It’s been the NRA’s official position since the massacre at Sandy Hook Elementary School in 2012. The next year, the NRA released the National School Shield plan, a 225-page report calling for armed guards in every school. As an alternative to save money, the report recommended that schools arm teachers and other staff.
Following Parkland, NRA spokeswoman Dana Loesch said at a CNN event that “150 schools across the country have implemented” the recommendations of the plan.
It doesn’t appear that the NRA is training teachers to use guns though. Instead, the organization offered training to law enforcement and school officials on safety measures like lockdown procedures, evacuation plans, and adding lights to parking lots. (The NRA did not respond to requests for comment.)

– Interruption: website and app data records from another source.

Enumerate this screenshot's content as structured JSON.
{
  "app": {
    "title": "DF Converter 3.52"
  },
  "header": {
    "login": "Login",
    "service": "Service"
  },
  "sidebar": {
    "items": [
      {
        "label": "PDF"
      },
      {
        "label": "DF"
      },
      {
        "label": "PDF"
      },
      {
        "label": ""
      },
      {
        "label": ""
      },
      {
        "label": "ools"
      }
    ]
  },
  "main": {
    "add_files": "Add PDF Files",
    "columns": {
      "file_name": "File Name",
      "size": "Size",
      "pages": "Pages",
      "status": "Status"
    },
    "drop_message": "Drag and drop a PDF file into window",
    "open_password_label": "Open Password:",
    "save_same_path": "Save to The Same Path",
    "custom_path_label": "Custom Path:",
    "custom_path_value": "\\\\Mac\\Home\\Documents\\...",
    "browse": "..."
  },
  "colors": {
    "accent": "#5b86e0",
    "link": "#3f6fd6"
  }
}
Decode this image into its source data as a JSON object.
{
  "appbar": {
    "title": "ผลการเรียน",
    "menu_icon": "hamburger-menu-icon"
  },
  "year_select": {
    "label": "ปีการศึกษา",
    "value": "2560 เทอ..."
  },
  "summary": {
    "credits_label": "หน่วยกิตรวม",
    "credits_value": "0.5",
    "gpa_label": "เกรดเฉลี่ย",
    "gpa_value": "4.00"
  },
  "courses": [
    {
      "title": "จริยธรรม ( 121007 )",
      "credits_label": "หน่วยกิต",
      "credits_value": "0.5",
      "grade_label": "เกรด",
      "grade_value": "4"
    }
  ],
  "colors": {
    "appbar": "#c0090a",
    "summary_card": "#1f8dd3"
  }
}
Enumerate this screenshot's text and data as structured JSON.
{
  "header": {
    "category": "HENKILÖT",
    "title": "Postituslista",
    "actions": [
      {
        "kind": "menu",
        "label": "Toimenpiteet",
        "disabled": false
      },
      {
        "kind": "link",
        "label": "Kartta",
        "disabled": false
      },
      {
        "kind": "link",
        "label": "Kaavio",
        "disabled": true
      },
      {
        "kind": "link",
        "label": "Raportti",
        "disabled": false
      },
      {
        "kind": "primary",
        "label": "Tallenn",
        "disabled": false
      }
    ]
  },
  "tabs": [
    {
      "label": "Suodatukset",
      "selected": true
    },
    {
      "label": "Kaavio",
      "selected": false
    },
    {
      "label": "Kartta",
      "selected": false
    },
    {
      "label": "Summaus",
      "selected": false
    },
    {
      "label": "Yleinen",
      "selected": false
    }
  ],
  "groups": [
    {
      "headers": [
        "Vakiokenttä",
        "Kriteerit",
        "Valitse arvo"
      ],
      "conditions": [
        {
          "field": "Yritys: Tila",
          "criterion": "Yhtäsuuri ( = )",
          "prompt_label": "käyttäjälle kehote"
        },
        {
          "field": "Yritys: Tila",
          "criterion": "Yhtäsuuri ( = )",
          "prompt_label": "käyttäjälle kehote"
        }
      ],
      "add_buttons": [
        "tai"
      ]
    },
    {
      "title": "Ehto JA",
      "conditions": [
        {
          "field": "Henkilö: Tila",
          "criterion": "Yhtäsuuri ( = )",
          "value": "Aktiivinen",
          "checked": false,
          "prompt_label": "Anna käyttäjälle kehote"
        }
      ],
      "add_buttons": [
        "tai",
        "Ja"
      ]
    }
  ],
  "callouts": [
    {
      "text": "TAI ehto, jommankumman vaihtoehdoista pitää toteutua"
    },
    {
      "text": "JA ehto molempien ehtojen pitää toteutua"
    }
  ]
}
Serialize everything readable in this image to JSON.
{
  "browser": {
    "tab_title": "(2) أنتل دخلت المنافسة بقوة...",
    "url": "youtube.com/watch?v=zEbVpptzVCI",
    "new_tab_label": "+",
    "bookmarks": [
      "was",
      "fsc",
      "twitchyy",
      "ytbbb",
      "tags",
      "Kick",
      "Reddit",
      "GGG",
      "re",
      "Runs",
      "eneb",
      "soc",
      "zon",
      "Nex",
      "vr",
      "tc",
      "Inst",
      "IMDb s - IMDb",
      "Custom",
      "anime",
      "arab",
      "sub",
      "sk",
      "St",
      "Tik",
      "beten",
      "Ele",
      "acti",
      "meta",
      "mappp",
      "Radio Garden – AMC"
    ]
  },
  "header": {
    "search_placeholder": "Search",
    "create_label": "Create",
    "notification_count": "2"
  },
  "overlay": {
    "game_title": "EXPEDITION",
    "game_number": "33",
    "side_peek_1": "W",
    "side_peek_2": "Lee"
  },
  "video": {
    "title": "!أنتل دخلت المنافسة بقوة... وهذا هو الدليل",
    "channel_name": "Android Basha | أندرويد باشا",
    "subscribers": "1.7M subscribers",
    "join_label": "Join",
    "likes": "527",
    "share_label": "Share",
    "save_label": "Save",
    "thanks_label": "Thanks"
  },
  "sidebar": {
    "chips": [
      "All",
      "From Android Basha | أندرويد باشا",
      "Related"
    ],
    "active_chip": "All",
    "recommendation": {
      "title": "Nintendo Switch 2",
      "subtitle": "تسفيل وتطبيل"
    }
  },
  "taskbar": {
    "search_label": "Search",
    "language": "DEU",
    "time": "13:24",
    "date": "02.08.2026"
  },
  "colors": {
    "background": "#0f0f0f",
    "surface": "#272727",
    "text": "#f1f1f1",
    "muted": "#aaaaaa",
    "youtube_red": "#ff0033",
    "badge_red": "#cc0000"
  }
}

About 120 schools in 22 school districts across the country have participated in the NRA-backed training program, The Daily Beast found, and officials from eight districts said while the program was useful, it did not provide firearms training for staff.
Though two school districts in Ohio said they permitted teachers to carry guns without NRA help after Sandy Hook.
“I don’t think the tragedy is that we’re armed, it’s that we have to do that to our students,” said Wes Hairston, superintendent of the school district in Rock Hill, Ohio.
Hairston said that the vetting process for training armed teachers is tedious and involves months of initial target practice and yearly recertifications.
Superintendent Jeff Staggs of Newcomerstown, Ohio, said the district passed a measure to arm teachers after parents approached him following Sandy Hook. Staggs said that his rural Appalachian district cannot afford a resource officer.
Officials from both schools with armed teachers said the NRA program focused on observing the school grounds and did not give staff members firearms training.
The three other Ohio school officials said the training came to their schools in October 2017, as part of a partnership between the NRA and the attorney general’s office.
James Brady, superintendent of Fayetteville-Perry schools, told The Daily Beast he liked the training but could not implement some of the recommendations, such as switching the security cameras from analog to digital. “We don’t have the funds in a small rural district—it’s not cheap,” he said.
In Gallipolis City, Ohio, school safety supervisor Troy Johnson liked the training. Johnson, the district’s only security official, said the schools have “dire financial situations,” so they cannot afford resource officers.
In Oregon, Glide School District Resource Officer Justin Weise said the training encouraged input from students and staff members. Weise, who said he is armed at work, participated in the training in September 2017 and said the schools do not have armed teachers.
In Pennsylvania, Middle Bucks Institute of Technology Administrator Kathryn Strouse said the training recommended more security cameras and a better way to evacuate children at the school’s daycare in case of an active shooter.
And in Clark Fork, Idaho, a town with a population less than 600, the high school principal Phil Kemink said the training centered around members of law enforcement and his district did not receive any recommendations for school safety.
In 2013, Kemink’s school district considered giving teachers guns, but only 14 percent of staff members agreed with the proposal, Idaho State Journal reported.
When it comes to putting more guns in schools after mass shootings, some administrators are not convinced.
“Schools were designed to house students,” said Brady, the Ohio superintendent, “they weren’t built as a correctional facility.”
—with additional reporting by Tatyana Bellamy Walker